From the Paper:"Through the character of Alice, Carroll provides readers with knowledge of Victorian people, as well as our personal struggles to mature and find our true identities. Amidst the madness in Wonderland, Alice remains her rational self, concerned with reciting her lessons so that others will appreciate her being well educated. However, what she recites is "not quite right . . . [because] some of the words have got altered" (Carroll 49). Alice's fretting over saying her lessons correctly is Carroll's way of satirizing Victorian education. One critic points out that Alice's swimming in the pool of tears she has wept is " . . . [Carroll's] making an astute observation on Victorian education, notably that the acquisition of knowledge and guilt over assumed transgression often accompany each other . . ." ."

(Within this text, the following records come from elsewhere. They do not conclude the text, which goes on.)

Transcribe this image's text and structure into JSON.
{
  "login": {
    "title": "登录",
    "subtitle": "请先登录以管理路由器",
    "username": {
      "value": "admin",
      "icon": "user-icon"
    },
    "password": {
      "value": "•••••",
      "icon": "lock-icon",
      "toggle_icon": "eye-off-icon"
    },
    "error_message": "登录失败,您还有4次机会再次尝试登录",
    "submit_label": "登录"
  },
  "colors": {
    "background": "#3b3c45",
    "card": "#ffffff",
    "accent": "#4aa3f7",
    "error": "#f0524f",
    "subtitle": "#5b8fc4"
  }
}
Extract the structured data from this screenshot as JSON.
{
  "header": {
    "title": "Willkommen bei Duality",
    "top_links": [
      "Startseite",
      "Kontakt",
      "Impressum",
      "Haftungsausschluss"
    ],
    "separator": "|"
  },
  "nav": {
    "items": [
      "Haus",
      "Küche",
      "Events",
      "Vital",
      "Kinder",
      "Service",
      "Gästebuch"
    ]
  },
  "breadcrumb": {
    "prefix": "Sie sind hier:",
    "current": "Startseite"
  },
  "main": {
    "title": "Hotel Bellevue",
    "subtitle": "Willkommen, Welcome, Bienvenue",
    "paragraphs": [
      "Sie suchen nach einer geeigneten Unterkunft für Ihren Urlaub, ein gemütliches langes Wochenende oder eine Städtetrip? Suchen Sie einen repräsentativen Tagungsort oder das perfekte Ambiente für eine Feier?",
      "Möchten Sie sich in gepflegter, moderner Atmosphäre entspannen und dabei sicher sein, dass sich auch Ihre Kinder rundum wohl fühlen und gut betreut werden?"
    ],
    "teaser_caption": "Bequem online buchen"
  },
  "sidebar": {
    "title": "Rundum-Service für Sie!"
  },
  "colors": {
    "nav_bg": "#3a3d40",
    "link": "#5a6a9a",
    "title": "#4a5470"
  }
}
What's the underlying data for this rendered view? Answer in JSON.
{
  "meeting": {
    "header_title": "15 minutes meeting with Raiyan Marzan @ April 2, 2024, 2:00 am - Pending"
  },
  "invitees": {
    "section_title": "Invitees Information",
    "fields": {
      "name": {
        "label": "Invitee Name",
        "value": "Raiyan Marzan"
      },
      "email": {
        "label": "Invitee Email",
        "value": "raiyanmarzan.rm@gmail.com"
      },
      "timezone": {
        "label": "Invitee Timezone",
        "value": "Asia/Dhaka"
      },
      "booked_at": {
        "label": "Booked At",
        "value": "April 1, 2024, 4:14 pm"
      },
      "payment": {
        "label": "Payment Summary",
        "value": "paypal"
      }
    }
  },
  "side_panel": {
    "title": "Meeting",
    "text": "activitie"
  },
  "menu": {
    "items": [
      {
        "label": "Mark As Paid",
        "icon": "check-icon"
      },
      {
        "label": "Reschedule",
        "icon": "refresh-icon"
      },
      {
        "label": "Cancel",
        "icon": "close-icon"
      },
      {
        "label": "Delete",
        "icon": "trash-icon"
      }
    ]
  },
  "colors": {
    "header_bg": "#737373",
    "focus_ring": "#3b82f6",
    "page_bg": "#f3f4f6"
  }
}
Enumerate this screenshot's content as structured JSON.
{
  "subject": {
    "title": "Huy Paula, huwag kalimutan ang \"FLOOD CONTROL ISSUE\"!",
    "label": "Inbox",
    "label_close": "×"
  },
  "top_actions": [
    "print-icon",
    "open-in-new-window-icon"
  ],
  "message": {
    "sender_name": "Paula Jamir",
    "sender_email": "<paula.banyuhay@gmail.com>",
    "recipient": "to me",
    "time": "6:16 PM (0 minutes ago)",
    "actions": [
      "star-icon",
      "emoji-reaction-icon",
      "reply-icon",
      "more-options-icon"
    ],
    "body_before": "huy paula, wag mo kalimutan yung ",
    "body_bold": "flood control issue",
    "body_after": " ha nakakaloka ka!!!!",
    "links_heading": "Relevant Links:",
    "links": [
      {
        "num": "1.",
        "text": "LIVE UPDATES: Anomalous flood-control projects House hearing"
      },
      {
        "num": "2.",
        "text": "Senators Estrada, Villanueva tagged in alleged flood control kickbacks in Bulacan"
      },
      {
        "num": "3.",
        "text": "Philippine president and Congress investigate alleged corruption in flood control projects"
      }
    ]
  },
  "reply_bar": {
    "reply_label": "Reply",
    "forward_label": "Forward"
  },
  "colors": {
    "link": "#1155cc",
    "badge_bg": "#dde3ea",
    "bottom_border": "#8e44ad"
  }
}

Cite this Analytical Essay:
"Alice's Adventures in Wonderland" by Lewis Carroll (2003, April 13) Retrieved December 09, 2023, from https://www.academon.com/analytical-essay/alice-adventures-in-wonderland-by-lewis-carroll-25514/
""Alice's Adventures in Wonderland" by Lewis Carroll" 13 April 2003. Web. 09 December. 2023. <https://www.academon.com/analytical-essay/alice-adventures-in-wonderland-by-lewis-carroll-25514/>